WHAT TO DO →
In full and without alteration, write out the lines below.

——

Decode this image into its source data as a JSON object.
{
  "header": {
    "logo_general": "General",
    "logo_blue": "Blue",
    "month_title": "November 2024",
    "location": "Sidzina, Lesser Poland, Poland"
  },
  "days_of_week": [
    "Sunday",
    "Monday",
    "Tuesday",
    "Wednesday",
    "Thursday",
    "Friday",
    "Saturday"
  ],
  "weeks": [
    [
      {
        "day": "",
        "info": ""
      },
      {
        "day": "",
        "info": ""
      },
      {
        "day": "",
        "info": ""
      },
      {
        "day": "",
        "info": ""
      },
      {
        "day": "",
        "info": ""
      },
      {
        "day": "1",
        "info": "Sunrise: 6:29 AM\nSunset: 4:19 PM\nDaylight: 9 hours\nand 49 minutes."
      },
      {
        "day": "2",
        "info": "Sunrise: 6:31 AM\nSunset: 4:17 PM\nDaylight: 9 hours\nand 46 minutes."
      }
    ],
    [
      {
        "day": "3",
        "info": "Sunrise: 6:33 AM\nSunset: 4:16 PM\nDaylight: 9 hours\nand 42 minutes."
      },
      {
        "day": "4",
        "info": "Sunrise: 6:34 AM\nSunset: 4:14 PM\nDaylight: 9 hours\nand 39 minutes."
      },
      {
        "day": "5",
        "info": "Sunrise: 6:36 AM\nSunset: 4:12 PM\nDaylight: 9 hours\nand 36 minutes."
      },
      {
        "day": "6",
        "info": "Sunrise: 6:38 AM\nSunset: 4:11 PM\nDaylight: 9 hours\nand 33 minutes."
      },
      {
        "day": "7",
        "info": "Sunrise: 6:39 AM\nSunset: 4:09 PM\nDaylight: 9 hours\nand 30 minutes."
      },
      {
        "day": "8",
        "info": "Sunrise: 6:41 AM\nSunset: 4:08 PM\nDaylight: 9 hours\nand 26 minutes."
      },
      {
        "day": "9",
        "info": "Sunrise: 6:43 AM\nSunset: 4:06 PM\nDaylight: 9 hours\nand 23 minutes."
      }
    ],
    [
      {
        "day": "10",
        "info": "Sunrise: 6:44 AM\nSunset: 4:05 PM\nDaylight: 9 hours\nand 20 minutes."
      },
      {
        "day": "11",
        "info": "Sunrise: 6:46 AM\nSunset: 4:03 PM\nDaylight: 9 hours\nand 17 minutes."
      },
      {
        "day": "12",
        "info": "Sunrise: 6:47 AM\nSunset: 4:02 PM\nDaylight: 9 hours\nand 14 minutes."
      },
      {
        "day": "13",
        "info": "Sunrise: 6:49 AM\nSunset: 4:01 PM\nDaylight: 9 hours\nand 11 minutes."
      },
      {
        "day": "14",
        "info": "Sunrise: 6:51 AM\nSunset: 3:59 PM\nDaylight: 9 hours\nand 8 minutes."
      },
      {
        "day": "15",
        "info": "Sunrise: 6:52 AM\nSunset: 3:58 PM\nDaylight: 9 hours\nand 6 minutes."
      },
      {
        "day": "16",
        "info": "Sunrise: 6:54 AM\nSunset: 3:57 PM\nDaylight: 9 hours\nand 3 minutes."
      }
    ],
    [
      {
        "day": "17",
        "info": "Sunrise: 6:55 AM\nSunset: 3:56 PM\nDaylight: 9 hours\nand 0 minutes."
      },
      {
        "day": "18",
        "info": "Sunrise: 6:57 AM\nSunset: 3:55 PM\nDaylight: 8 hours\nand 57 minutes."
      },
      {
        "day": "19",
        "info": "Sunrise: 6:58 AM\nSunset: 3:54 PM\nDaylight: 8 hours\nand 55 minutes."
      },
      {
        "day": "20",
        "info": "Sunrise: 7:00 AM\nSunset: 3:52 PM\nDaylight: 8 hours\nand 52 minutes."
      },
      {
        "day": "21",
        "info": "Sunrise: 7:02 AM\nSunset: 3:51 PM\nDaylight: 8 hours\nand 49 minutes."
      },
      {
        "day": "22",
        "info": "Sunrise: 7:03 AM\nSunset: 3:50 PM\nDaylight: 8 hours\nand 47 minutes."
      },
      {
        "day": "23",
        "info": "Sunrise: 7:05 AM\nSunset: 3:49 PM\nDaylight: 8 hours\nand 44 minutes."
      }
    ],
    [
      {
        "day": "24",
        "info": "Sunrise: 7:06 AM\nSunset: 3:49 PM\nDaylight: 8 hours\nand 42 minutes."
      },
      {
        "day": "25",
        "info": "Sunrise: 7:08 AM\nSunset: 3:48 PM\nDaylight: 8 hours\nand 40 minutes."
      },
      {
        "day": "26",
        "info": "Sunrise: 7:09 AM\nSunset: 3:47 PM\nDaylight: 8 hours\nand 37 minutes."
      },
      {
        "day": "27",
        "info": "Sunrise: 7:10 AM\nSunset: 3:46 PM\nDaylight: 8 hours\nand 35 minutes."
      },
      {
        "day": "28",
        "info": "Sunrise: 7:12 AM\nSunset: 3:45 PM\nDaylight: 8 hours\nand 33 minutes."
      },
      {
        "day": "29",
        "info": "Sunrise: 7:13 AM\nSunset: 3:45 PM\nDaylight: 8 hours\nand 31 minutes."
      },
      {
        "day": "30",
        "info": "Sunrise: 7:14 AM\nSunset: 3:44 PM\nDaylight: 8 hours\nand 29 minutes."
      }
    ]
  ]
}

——

ANSWER BOX →
Decode this image into its source data as a JSON object.
{
  "header": {
    "logo_general": "General",
    "logo_blue": "Blue",
    "month_title": "November 2024",
    "location": "Sidzina, Lesser Poland, Poland"
  },
  "days_of_week": [
    "Sunday",
    "Monday",
    "Tuesday",
    "Wednesday",
    "Thursday",
    "Friday",
    "Saturday"
  ],
  "weeks": [
    [
      {
        "day": "",
        "info": ""
      },
      {
        "day": "",
        "info": ""
      },
      {
        "day": "",
        "info": ""
      },
      {
        "day": "",
        "info": ""
      },
      {
        "day": "",
        "info": ""
      },
      {
        "day": "1",
        "info": "Sunrise: 6:29 AM\nSunset: 4:19 PM\nDaylight: 9 hours\nand 49 minutes."
      },
      {
        "day": "2",
        "info": "Sunrise: 6:31 AM\nSunset: 4:17 PM\nDaylight: 9 hours\nand 46 minutes."
      }
    ],
    [
      {
        "day": "3",
        "info": "Sunrise: 6:33 AM\nSunset: 4:16 PM\nDaylight: 9 hours\nand 42 minutes."
      },
      {
        "day": "4",
        "info": "Sunrise: 6:34 AM\nSunset: 4:14 PM\nDaylight: 9 hours\nand 39 minutes."
      },
      {
        "day": "5",
        "info": "Sunrise: 6:36 AM\nSunset: 4:12 PM\nDaylight: 9 hours\nand 36 minutes."
      },
      {
        "day": "6",
        "info": "Sunrise: 6:38 AM\nSunset: 4:11 PM\nDaylight: 9 hours\nand 33 minutes."
      },
      {
        "day": "7",
        "info": "Sunrise: 6:39 AM\nSunset: 4:09 PM\nDaylight: 9 hours\nand 30 minutes."
      },
      {
        "day": "8",
        "info": "Sunrise: 6:41 AM\nSunset: 4:08 PM\nDaylight: 9 hours\nand 26 minutes."
      },
      {
        "day": "9",
        "info": "Sunrise: 6:43 AM\nSunset: 4:06 PM\nDaylight: 9 hours\nand 23 minutes."
      }
    ],
    [
      {
        "day": "10",
        "info": "Sunrise: 6:44 AM\nSunset: 4:05 PM\nDaylight: 9 hours\nand 20 minutes."
      },
      {
        "day": "11",
        "info": "Sunrise: 6:46 AM\nSunset: 4:03 PM\nDaylight: 9 hours\nand 17 minutes."
      },
      {
        "day": "12",
        "info": "Sunrise: 6:47 AM\nSunset: 4:02 PM\nDaylight: 9 hours\nand 14 minutes."
      },
      {
        "day": "13",
        "info": "Sunrise: 6:49 AM\nSunset: 4:01 PM\nDaylight: 9 hours\nand 11 minutes."
      },
      {
        "day": "14",
        "info": "Sunrise: 6:51 AM\nSunset: 3:59 PM\nDaylight: 9 hours\nand 8 minutes."
      },
      {
        "day": "15",
        "info": "Sunrise: 6:52 AM\nSunset: 3:58 PM\nDaylight: 9 hours\nand 6 minutes."
      },
      {
        "day": "16",
        "info": "Sunrise: 6:54 AM\nSunset: 3:57 PM\nDaylight: 9 hours\nand 3 minutes."
      }
    ],
    [
      {
        "day": "17",
        "info": "Sunrise: 6:55 AM\nSunset: 3:56 PM\nDaylight: 9 hours\nand 0 minutes."
      },
      {
        "day": "18",
        "info": "Sunrise: 6:57 AM\nSunset: 3:55 PM\nDaylight: 8 hours\nand 57 minutes."
      },
      {
        "day": "19",
        "info": "Sunrise: 6:58 AM\nSunset: 3:54 PM\nDaylight: 8 hours\nand 55 minutes."
      },
      {
        "day": "20",
        "info": "Sunrise: 7:00 AM\nSunset: 3:52 PM\nDaylight: 8 hours\nand 52 minutes."
      },
      {
        "day": "21",
        "info": "Sunrise: 7:02 AM\nSunset: 3:51 PM\nDaylight: 8 hours\nand 49 minutes."
      },
      {
        "day": "22",
        "info": "Sunrise: 7:03 AM\nSunset: 3:50 PM\nDaylight: 8 hours\nand 47 minutes."
      },
      {
        "day": "23",
        "info": "Sunrise: 7:05 AM\nSunset: 3:49 PM\nDaylight: 8 hours\nand 44 minutes."
      }
    ],
    [
      {
        "day": "24",
        "info": "Sunrise: 7:06 AM\nSunset: 3:49 PM\nDaylight: 8 hours\nand 42 minutes."
      },
      {
        "day": "25",
        "info": "Sunrise: 7:08 AM\nSunset: 3:48 PM\nDaylight: 8 hours\nand 40 minutes."
      },
      {
        "day": "26",
        "info": "Sunrise: 7:09 AM\nSunset: 3:47 PM\nDaylight: 8 hours\nand 37 minutes."
      },
      {
        "day": "27",
        "info": "Sunrise: 7:10 AM\nSunset: 3:46 PM\nDaylight: 8 hours\nand 35 minutes."
      },
      {
        "day": "28",
        "info": "Sunrise: 7:12 AM\nSunset: 3:45 PM\nDaylight: 8 hours\nand 33 minutes."
      },
      {
        "day": "29",
        "info": "Sunrise: 7:13 AM\nSunset: 3:45 PM\nDaylight: 8 hours\nand 31 minutes."
      },
      {
        "day": "30",
        "info": "Sunrise: 7:14 AM\nSunset: 3:44 PM\nDaylight: 8 hours\nand 29 minutes."
      }
    ]
  ]
}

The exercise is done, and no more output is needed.